1.1 Act means the Limited Liability Company Law of the State in which the Company is organized or chartered, including any amendments or the corresponding provision(s) of any succeeding law.

1.2 Capital Contribution(s) means the amount of cash and the agreed value of property, services rendered, or a promissory note or other obligation to contribute cash or property or to perform services contributed by the Members for such Members’ Interest in the Company, equal to the sum of the Members’ initial Capital Contributions plus the Members’ additional Capital Contributions, if any, made pursuant to Sections 4.1 and 4.2, respectively, less payments or distributions made pursuant to Section 5.1.

1.3 Code means the Internal Revenue Code of 1986 and the regulations promulgated thereunder, as amended from time to time (or any corresponding provision or provisions of succeeding law).

1.4 Interest or Interests means the ownership Interest, expressed as a number, percentage, or fraction, set forth in Table A, of a Member in the Company.

1.5 Person means any natural individual, partnership, firm, corporation, limited liability company, jointstock company, trust, or other entity.

1.6 Secretary of State means the Office of the Secretary of State or the office charged with accepting articles of organization in the Company’s state of organization.

ARTICLE II. FORMATION

2.1 Organization. The Members hereby organize the Company as a limited liability company pursuant to the provisions of the Act.
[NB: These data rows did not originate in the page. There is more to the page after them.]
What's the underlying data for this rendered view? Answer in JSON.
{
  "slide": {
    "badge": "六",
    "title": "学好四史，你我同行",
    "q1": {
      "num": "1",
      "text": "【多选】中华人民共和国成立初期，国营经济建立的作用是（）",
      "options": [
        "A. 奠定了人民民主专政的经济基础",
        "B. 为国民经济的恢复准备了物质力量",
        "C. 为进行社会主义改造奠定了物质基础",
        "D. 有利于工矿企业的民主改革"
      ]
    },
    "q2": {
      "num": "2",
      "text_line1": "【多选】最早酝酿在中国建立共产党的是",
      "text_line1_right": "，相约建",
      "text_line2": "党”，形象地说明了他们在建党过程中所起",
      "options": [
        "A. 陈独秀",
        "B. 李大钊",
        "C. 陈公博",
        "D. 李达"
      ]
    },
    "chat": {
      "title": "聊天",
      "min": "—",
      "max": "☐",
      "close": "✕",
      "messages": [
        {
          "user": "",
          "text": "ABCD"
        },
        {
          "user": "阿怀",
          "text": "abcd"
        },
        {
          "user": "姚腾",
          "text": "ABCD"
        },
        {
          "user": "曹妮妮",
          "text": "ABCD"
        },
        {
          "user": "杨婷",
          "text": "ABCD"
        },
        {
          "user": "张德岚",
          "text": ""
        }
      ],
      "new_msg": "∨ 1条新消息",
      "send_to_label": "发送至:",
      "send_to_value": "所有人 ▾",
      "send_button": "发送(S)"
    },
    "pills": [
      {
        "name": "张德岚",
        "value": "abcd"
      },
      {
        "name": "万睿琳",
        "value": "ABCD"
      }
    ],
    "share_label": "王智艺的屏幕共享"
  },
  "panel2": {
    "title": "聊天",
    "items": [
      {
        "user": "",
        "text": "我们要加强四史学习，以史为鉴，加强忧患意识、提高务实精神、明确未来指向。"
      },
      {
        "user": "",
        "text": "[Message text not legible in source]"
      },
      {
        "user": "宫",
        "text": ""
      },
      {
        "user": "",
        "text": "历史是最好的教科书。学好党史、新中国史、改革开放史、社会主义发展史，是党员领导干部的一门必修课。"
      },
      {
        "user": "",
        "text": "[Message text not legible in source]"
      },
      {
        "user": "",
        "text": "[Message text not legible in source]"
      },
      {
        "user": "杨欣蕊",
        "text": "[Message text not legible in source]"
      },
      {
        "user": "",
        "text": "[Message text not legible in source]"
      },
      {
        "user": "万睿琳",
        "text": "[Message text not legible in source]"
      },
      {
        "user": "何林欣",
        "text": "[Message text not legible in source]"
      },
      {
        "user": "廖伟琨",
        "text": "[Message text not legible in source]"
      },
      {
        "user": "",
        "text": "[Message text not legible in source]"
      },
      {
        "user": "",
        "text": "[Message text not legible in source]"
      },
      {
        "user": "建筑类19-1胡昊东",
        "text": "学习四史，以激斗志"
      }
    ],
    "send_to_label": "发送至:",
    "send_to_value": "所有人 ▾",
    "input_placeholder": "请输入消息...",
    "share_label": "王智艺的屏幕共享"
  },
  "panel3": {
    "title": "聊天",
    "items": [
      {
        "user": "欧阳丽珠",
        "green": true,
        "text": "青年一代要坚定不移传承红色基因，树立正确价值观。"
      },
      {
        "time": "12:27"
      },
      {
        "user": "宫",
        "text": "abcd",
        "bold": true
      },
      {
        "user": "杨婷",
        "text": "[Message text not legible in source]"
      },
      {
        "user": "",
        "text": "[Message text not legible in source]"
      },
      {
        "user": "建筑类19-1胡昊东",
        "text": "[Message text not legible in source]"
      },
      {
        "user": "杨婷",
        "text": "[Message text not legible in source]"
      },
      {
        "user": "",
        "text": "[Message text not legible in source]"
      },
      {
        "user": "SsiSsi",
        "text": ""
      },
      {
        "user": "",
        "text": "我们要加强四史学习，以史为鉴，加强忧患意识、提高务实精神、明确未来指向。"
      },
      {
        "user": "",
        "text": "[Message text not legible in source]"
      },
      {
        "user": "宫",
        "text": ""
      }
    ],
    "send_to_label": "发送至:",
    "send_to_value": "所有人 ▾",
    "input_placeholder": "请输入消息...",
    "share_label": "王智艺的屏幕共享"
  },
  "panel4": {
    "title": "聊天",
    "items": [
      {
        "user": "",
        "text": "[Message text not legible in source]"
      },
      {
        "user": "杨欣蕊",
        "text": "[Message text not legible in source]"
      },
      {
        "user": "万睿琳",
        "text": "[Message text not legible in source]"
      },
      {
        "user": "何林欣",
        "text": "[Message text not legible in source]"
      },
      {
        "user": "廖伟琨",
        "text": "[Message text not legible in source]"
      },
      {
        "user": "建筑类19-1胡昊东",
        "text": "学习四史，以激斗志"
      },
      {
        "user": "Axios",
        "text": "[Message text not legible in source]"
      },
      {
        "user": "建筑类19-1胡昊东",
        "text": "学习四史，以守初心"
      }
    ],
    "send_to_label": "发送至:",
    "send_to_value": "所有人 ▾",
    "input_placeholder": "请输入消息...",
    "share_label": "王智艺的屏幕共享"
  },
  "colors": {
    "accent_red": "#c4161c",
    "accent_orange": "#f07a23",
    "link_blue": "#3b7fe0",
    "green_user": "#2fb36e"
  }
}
2.2 Effective Date. The Company shall come into being on, and this Agreement shall take effect from, the date the Articles of Organization of the Company are filed with the Secretary of State in the state of organization or charter.

2.3 Agreement: Invalid Provisions and Saving Clause. The Members, by executing this Agreement, hereby agree to the terms and conditions of this Agreement. To the extent any provision of this Agreement is prohibited or ineffective under the Act, this Agreement shall be deemed to be amended to the least extent necessary in order to make this Agreement effective under the Act.